But then, this isn’t really about the latest ache. Corey Dickerson hit a rocket, it took a sharp bounce, and hit his finger squarely. That happens in a baseball game, and hopefully it won’t send Ramirez to the disabled list, because after his homer earlier in the game, he’s hitting .277/.375/.494 over the last month. It may not always feel like he’s producing, but he is, with a wRC+ of 129 that’s identical to his career marks.
The problem is about what these continued dings and dents mean for his future. Ramirez is a free agent after the 2014 season, and talks about an extension haven’t yet led anywhere. The Dodgers need him back, because Erisbel Arruebarrena (who was not in today’s Albuquerque starting lineup) has a long way to go to prove he can hit in the big leagues and Corey Seager isn’t out of A-ball yet. There’s not an internal option, and even if you go out and get a J.J. Hardy or someone to play short, Ramirez is best served as a third baseman anyway. He seems supposedly okay with doing that, and the Dodgers aren’t likely to be low-balling him financially, so it’s pretty clear what the sticking point is: contract length.
Ramirez turns 31 in December. I’m fine with overpaying a bit annually to keep him around for the next few years. I’m absolutely terrified of giving him a long-term deal, and that’s probably what he wants. The last we heard about this situation was a few weeks ago, when Jon Heyman reported that Ramirez’ camp wanted something in the $130m range. Take all that with a grain of salt — remember the rumor that Nelson Cruz not only received but turned down five years and $75m this winter? — but if true, that’d likely be something just north of $25m per year over five years, or just over $21m for six. For annual value, that’s not unreasonable for a player of Ramirez’ skills.
Last summer, I looked at what a Ramirez contract could look like, comparing it not only to deals for shortstops like Jose Reyes, but to what other Dodgers were making.
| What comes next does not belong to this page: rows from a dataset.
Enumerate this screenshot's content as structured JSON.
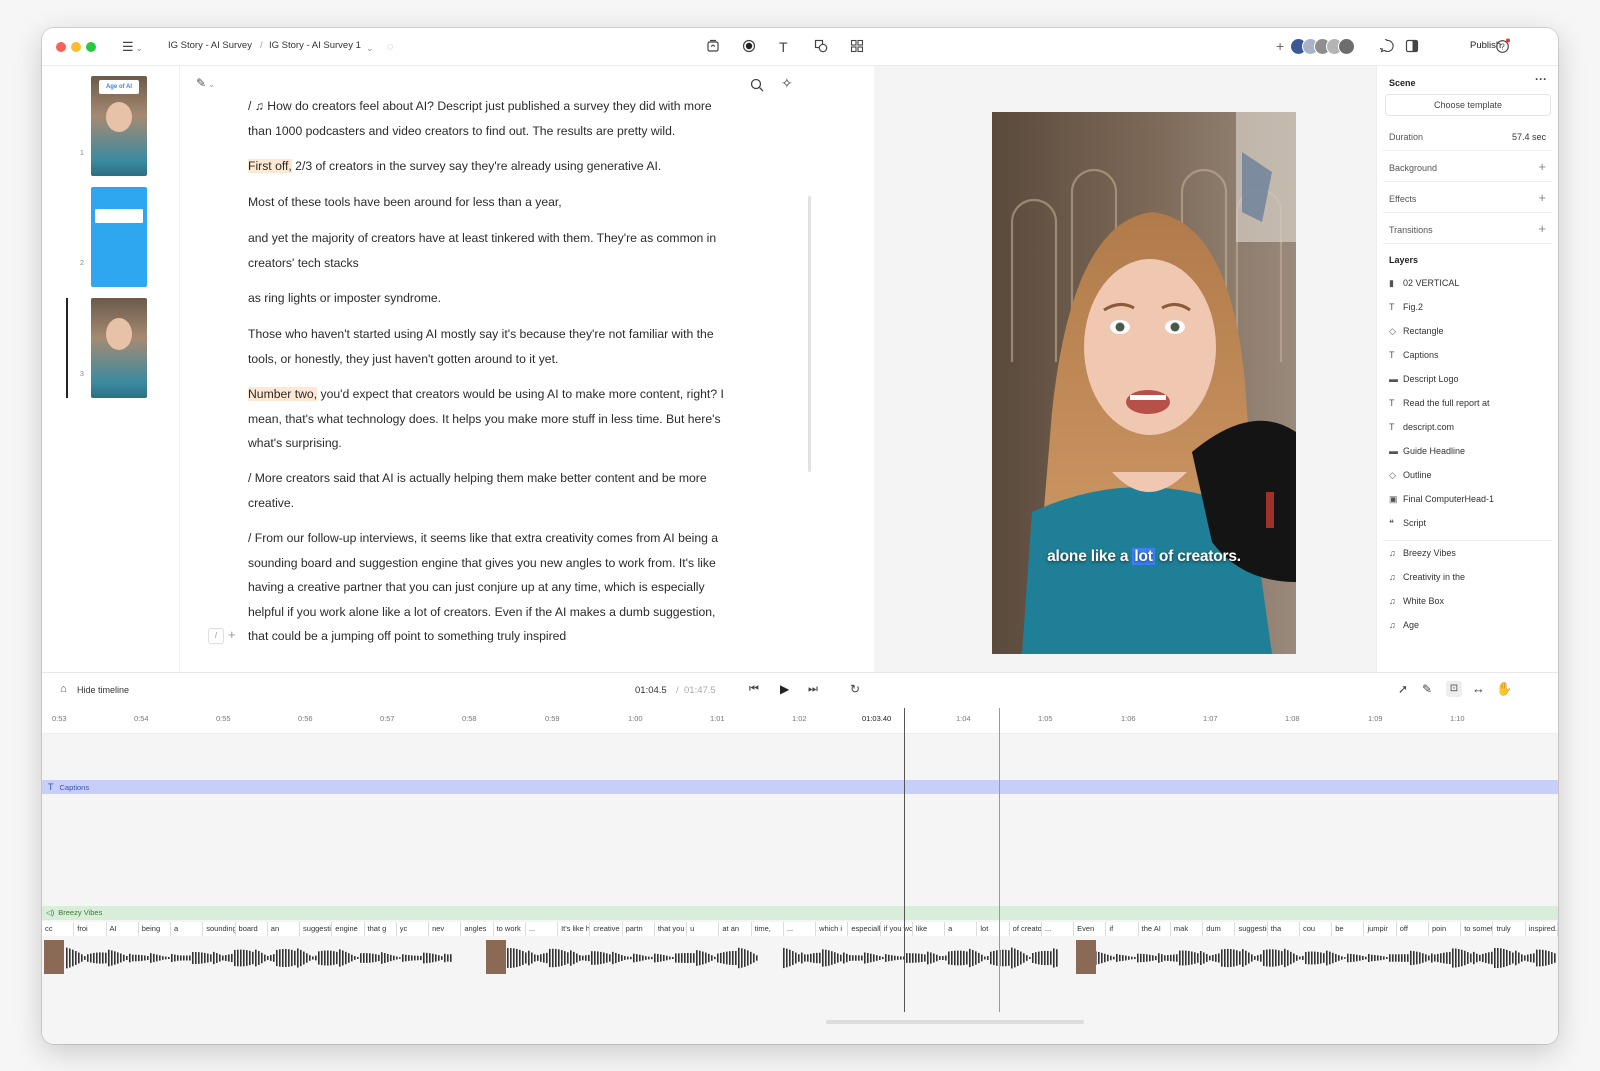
{
  "app": {
    "breadcrumb_project": "IG Story - AI Survey",
    "breadcrumb_sep": "/",
    "breadcrumb_composition": "IG Story - AI Survey 1",
    "publish_label": "Publish"
  },
  "scenes": [
    {
      "number": "1",
      "thumb_title": "Age of AI"
    },
    {
      "number": "2"
    },
    {
      "number": "3"
    }
  ],
  "script": {
    "paragraphs": [
      {
        "lines": [
          "/ ♫  How do creators feel about AI? Descript just published a survey they did with more",
          "than 1000 podcasters and video creators to find out. The results are pretty wild."
        ]
      },
      {
        "hl": "First off,",
        "lines": [
          " 2/3 of creators in the survey say they're already using generative AI."
        ]
      },
      {
        "lines": [
          "Most of these tools have been around for less than a year,"
        ]
      },
      {
        "lines": [
          "and yet the majority of creators have at least tinkered with them. They're as common in",
          "creators' tech stacks"
        ]
      },
      {
        "lines": [
          "as ring lights or imposter syndrome."
        ]
      },
      {
        "lines": [
          "Those who haven't started using AI mostly say it's because they're not familiar with the",
          "tools, or honestly, they just haven't gotten around to it yet."
        ]
      },
      {
        "hl": "Number two,",
        "lines": [
          " you'd expect that creators would be using AI to make more content, right? I",
          "mean, that's what technology does. It helps you make more stuff in less time. But here's",
          "what's surprising."
        ]
      },
      {
        "lines": [
          "/ More creators said that AI is actually helping them make better content and be more",
          "creative."
        ]
      },
      {
        "lines": [
          "/ From our follow-up interviews, it seems like that extra creativity comes from AI being a",
          "sounding board and suggestion engine that gives you new angles to work from. It's like",
          "having a creative partner that you can just conjure up at any time, which is especially",
          "helpful if you work alone like a lot of creators. Even if the AI makes a dumb suggestion,",
          "that could be a jumping off point to something truly inspired"
        ]
      }
    ]
  },
  "preview": {
    "caption_before": "alone like a ",
    "caption_highlight": "lot",
    "caption_after": " of creators."
  },
  "properties": {
    "scene_title": "Scene",
    "choose_template": "Choose template",
    "duration_label": "Duration",
    "duration_value": "57.4 sec",
    "background_label": "Background",
    "effects_label": "Effects",
    "transitions_label": "Transitions",
    "layers_title": "Layers",
    "layers": [
      {
        "icon": "▮",
        "name": "02 VERTICAL"
      },
      {
        "icon": "T",
        "name": "Fig.2"
      },
      {
        "icon": "◇",
        "name": "Rectangle"
      },
      {
        "icon": "T",
        "name": "Captions"
      },
      {
        "icon": "▬",
        "name": "Descript Logo"
      },
      {
        "icon": "T",
        "name": "Read the full report at"
      },
      {
        "icon": "T",
        "name": "descript.com"
      },
      {
        "icon": "▬",
        "name": "Guide Headline"
      },
      {
        "icon": "◇",
        "name": "Outline"
      },
      {
        "icon": "▣",
        "name": "Final ComputerHead-1"
      },
      {
        "icon": "❝",
        "name": "Script"
      }
    ],
    "audio_layers": [
      {
        "icon": "♫",
        "name": "Breezy Vibes"
      },
      {
        "icon": "♫",
        "name": "Creativity in the"
      },
      {
        "icon": "♫",
        "name": "White Box"
      },
      {
        "icon": "♫",
        "name": "Age"
      }
    ]
  },
  "timeline": {
    "hide_label": "Hide timeline",
    "current_time": "01:04.5",
    "separator": "/",
    "total_time": "01:47.5",
    "ticks": [
      "0:53",
      "0:54",
      "0:55",
      "0:56",
      "0:57",
      "0:58",
      "0:59",
      "1:00",
      "1:01",
      "1:02",
      "01:03.40",
      "1:04",
      "1:05",
      "1:06",
      "1:07",
      "1:08",
      "1:09",
      "1:10"
    ],
    "caption_track": "Captions",
    "music_track": "Breezy Vibes",
    "words": [
      "cc",
      "froi",
      "AI",
      "being",
      "a",
      "sounding",
      "board",
      "an",
      "suggestion",
      "engine",
      "that g",
      "yc",
      "nev",
      "angles",
      "to work",
      "...",
      "It's like hav",
      "creative",
      "partn",
      "that you can just coi",
      "u",
      "at an",
      "time,",
      "...",
      "which i",
      "especially helpf",
      "if you work alone,",
      "like",
      "a",
      "lot",
      "of creators.",
      "...",
      "Even",
      "if",
      "the AI",
      "mak",
      "dum",
      "suggestion,",
      "tha",
      "cou",
      "be",
      "jumpir",
      "off",
      "poin",
      "to somet",
      "truly",
      "inspired."
    ]
  },
  "colors": {
    "accent": "#3b82f6",
    "caption_track": "#c7cff8",
    "music_track": "#d9eed8",
    "highlight": "#fde8d4"
  }
}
I also said I didn’t mind if they didn’t get a deal done quickly:
There’s also a case to be made, I believe, that the right solution is to simply do nothing at all. After all, Ramirez isn’t a free agent this winter, and there’s reason to believe that there’s absolutely no way he performs in 2014 like he has in 2013, plus you collect more information on if he can really stay healthy. You’re arguably going after him at the peak of his value right now, and that usually ends a lot better for the player than it does the team. It’s not entirely unlikely to think that having him at one year and $16m and still having the option to let him walk after next season if he can’t stay healthy or happy or productive is the best course of action, because you’ll still have the chance to lock him up next summer if you like — though the team may not agree.
That’s basically what’s happened. We’re learning more about Ramirez, and what we’ve learned is that health is always going to be an issue (he’s played in 218 of 298 regular season games), and that he’s absolutely not a shortstop long-term. I said that at the high end, I could live with four years and around $100m, though at the time I envisioned including 2014 in that. Even though including 2014 is no longer an option, I would still be okay with that, locking up Ramirez for his age 31-34 seasons. The problem is that Ramirez and his agents almost certainly want to guarantee payment for his age-35 and -36 seasons based on the player he is now, not the player he’s likely to be then.
I don’t really want Ramirez to be the Dodger shortstop in 2015; I’m not sure I want him to be the Dodger third baseman in 2020, either. I’m hopeful that there’s a happy medium in there, somewhere. Presumably, we’ll find out in the next few months.